I was really and deeply touched by the book, by its topic but also because of the marvelous characters. Hunter and Derek are feeling real, as if you’re reading a journal not a book. But not only these guys are alive; Paige and Jaimie are too, they are so amazing and fleshed out you think you’ve knew them for a long time. Same goes for Justin – he’s the dead guy in the story but he is so vivid and present in the story, you can’t – literally – ignore him. It’s sad what’s happening to him; you wish you’ve met him, but with the memories all these four people have about him, it’s creating a picture; it also gives the reader insight about the characters.

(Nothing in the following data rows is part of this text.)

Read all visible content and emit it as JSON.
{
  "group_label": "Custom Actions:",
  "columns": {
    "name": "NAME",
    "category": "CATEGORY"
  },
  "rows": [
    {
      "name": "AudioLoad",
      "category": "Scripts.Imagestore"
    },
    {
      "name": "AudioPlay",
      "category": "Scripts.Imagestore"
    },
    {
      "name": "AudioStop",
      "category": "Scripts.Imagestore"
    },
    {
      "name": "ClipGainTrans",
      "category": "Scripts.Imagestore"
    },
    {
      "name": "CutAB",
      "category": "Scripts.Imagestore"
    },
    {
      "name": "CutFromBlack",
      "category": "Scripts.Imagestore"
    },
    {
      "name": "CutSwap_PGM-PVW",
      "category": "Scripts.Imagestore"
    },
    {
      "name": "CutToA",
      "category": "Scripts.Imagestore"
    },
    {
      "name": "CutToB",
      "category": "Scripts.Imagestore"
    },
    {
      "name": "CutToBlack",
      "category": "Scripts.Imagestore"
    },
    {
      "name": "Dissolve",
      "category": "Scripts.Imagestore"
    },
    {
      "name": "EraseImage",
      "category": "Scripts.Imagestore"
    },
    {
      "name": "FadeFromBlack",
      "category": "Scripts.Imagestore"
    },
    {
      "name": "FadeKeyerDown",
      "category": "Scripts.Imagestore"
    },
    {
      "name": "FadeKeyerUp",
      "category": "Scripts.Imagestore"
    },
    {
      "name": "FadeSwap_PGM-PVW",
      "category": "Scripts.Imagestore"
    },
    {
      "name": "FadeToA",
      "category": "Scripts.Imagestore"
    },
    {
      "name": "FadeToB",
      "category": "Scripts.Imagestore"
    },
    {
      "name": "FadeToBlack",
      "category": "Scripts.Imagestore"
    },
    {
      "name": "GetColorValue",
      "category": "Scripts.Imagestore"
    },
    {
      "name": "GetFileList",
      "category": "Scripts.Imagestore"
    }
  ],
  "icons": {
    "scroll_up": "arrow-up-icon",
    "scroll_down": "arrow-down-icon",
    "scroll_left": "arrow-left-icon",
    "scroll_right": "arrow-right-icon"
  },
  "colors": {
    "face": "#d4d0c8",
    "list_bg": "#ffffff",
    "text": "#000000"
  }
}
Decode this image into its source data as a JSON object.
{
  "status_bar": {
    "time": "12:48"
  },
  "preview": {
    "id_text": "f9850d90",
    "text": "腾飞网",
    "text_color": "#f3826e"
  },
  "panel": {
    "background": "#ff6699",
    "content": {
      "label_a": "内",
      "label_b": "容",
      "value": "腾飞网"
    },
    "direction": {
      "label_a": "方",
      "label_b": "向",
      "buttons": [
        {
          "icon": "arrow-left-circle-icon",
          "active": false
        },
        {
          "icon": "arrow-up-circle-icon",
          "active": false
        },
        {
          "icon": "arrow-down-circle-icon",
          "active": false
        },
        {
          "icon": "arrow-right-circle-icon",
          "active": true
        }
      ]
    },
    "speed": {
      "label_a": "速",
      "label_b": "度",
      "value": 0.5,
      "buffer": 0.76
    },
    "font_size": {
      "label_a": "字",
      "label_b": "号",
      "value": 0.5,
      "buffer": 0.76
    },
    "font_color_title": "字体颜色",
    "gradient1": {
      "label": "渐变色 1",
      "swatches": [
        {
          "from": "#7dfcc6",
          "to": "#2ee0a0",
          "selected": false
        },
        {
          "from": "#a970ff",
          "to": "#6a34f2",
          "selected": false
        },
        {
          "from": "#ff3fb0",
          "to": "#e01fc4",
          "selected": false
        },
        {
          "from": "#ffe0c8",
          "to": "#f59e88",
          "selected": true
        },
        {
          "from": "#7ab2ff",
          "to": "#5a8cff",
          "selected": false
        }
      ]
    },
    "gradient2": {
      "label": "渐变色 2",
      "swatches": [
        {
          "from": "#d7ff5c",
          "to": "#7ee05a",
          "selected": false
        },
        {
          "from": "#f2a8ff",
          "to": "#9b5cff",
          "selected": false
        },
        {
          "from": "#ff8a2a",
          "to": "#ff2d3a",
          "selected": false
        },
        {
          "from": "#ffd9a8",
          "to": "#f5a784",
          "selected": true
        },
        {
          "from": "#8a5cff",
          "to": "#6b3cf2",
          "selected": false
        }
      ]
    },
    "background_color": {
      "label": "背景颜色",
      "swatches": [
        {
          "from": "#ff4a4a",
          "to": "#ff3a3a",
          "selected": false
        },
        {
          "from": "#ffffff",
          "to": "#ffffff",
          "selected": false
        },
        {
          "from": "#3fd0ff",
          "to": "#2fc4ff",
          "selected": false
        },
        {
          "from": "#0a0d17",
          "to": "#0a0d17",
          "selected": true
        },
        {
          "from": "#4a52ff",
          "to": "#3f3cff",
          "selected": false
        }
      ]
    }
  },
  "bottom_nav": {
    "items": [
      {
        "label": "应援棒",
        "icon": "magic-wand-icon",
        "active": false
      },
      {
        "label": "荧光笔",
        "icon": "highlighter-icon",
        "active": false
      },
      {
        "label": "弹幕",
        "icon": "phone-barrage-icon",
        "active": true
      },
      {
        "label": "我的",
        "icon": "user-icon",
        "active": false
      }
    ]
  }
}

This work is very unique and special. It has a lots of topics some might not like or can endure; I say if you’re up to those, pick up this book and read it. It’s sad, it’s heartbreaking, but it’s funny, it’s sweet and it’s adorable because of its characters.
This debut work is an A+ work and I can’t wait to read more by the author. 5 out of 5 stars and a wholeheartedly and enthusiastic recommendation.
Author bio – C.M. Valencourt
C.M. Valencourt is a new m/m romance author. They started devouring queer fiction when they still had to smuggle it into their parents’ Catholic household, and dreamed of writing books about queer people finding love ever since. They like figure skating, ghost hunting shows, and Carly Rae Jepsen. You can find out more about their books and learn about upcoming releases at cmvalencourt.com.
Graphics provided by Signal Boost Promotions